DESCRIPTION OF THE TASK:
Count up the lines below that hold "background", then give that count by itself.

PROVIDED RECORDS:
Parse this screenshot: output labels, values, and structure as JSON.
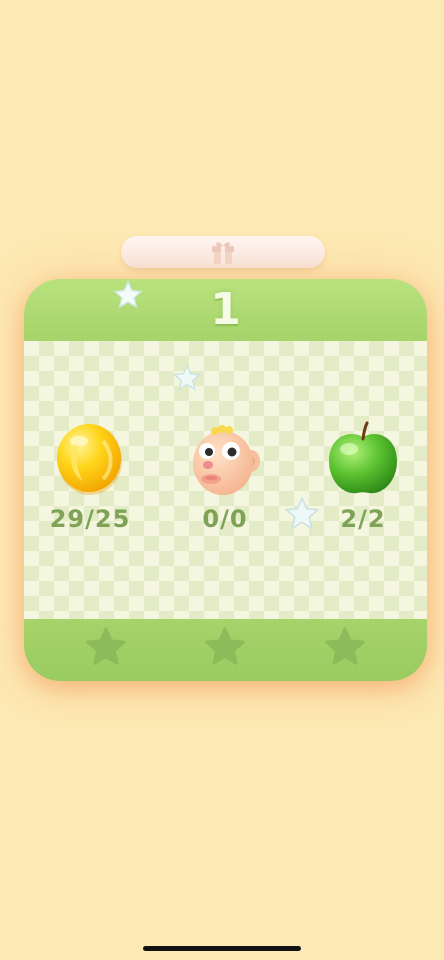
{
  "level": {
    "number": "1"
  },
  "goals": [
    {
      "item": "yellow-candy",
      "count": "29/25"
    },
    {
      "item": "baby-face-piece",
      "count": "0/0"
    },
    {
      "item": "green-apple",
      "count": "2/2"
    }
  ],
  "rating": {
    "stars_earned": 0,
    "stars_total": 3
  },
  "colors": {
    "background": "#fde9b3",
    "header_green": "#b2dc77",
    "count_green": "#7ea357",
    "empty_star": "#8dbb5a"
  }
}
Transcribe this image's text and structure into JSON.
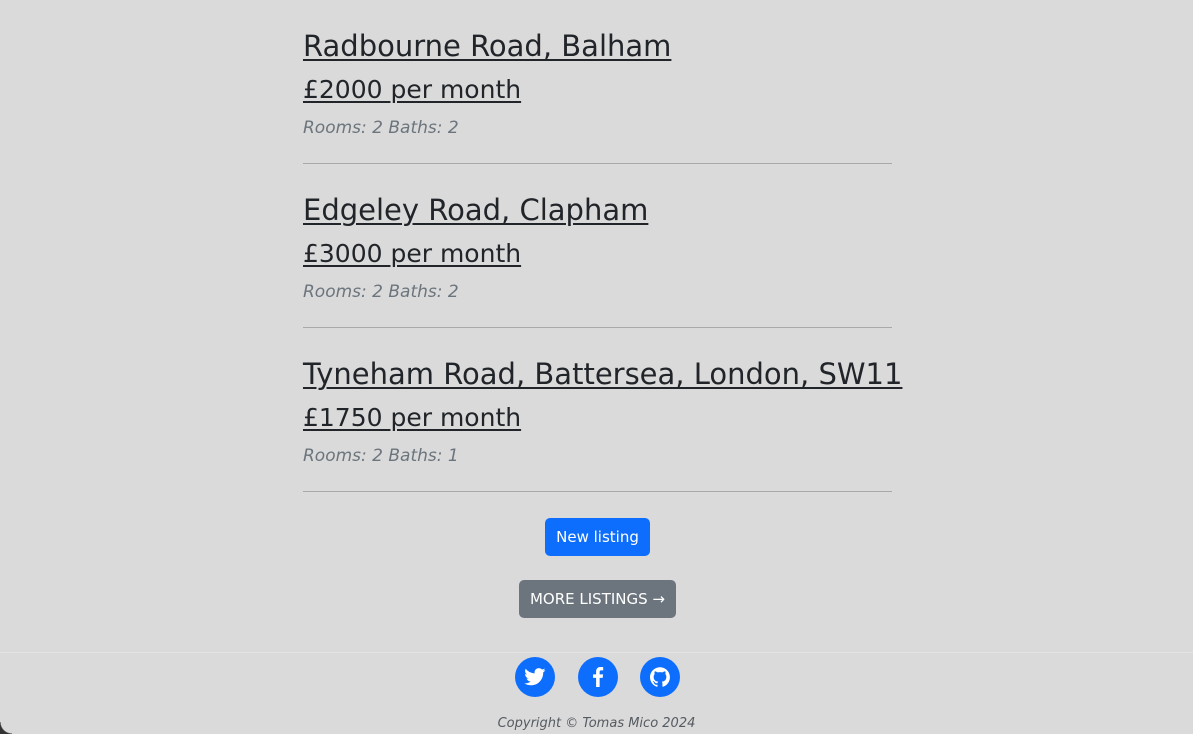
{
  "listings": [
    {
      "title": "Radbourne Road, Balham",
      "price": "£2000 per month",
      "meta": "Rooms: 2 Baths: 2"
    },
    {
      "title": "Edgeley Road, Clapham",
      "price": "£3000 per month",
      "meta": "Rooms: 2 Baths: 2"
    },
    {
      "title": "Tyneham Road, Battersea, London, SW11",
      "price": "£1750 per month",
      "meta": "Rooms: 2 Baths: 1"
    }
  ],
  "actions": {
    "new_listing_label": "New listing",
    "more_listings_label": "MORE LISTINGS →"
  },
  "footer": {
    "social_icons": [
      "twitter-icon",
      "facebook-icon",
      "github-icon"
    ],
    "copyright": "Copyright © Tomas Mico 2024"
  },
  "colors": {
    "background": "#dadada",
    "primary": "#0d6efd",
    "secondary": "#6c757d",
    "text": "#212529",
    "muted": "#6c757d"
  }
}
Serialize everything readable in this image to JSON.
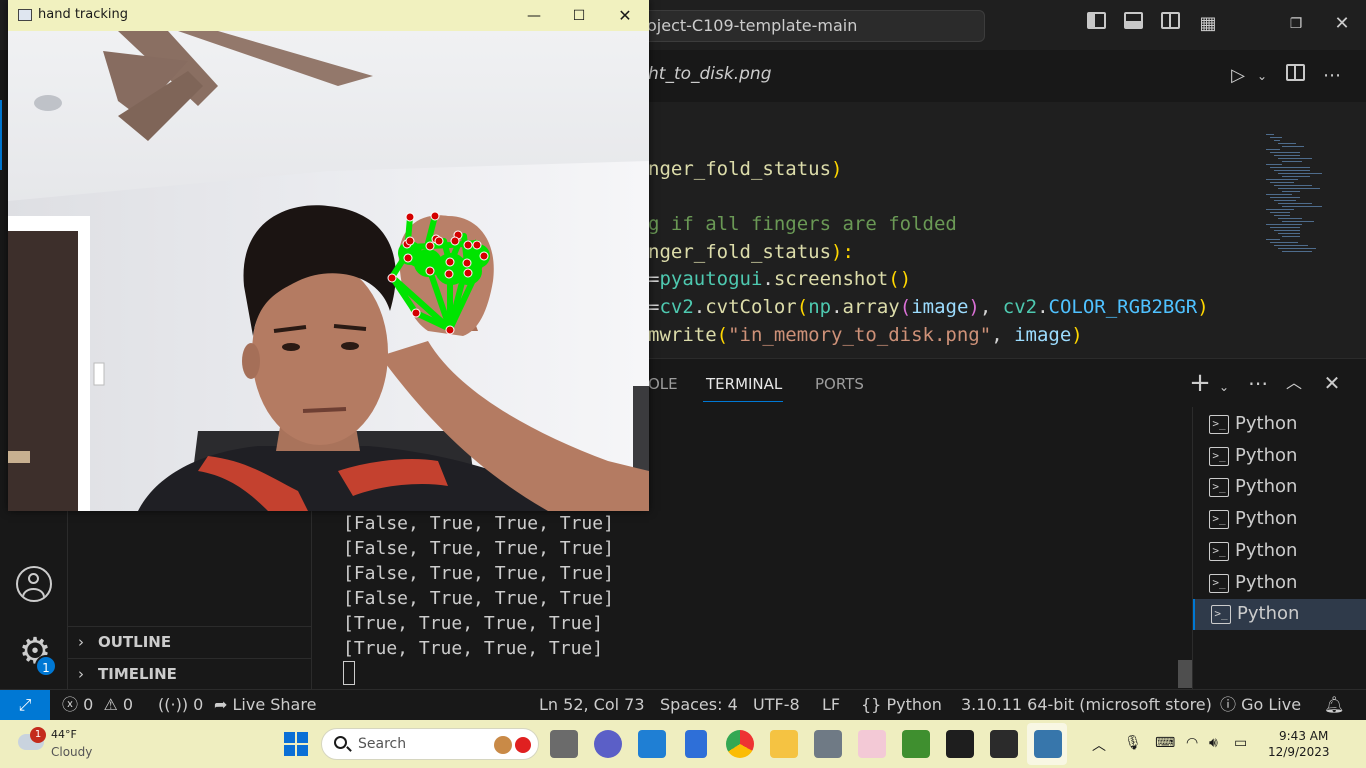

WRITTEN REPLY:
2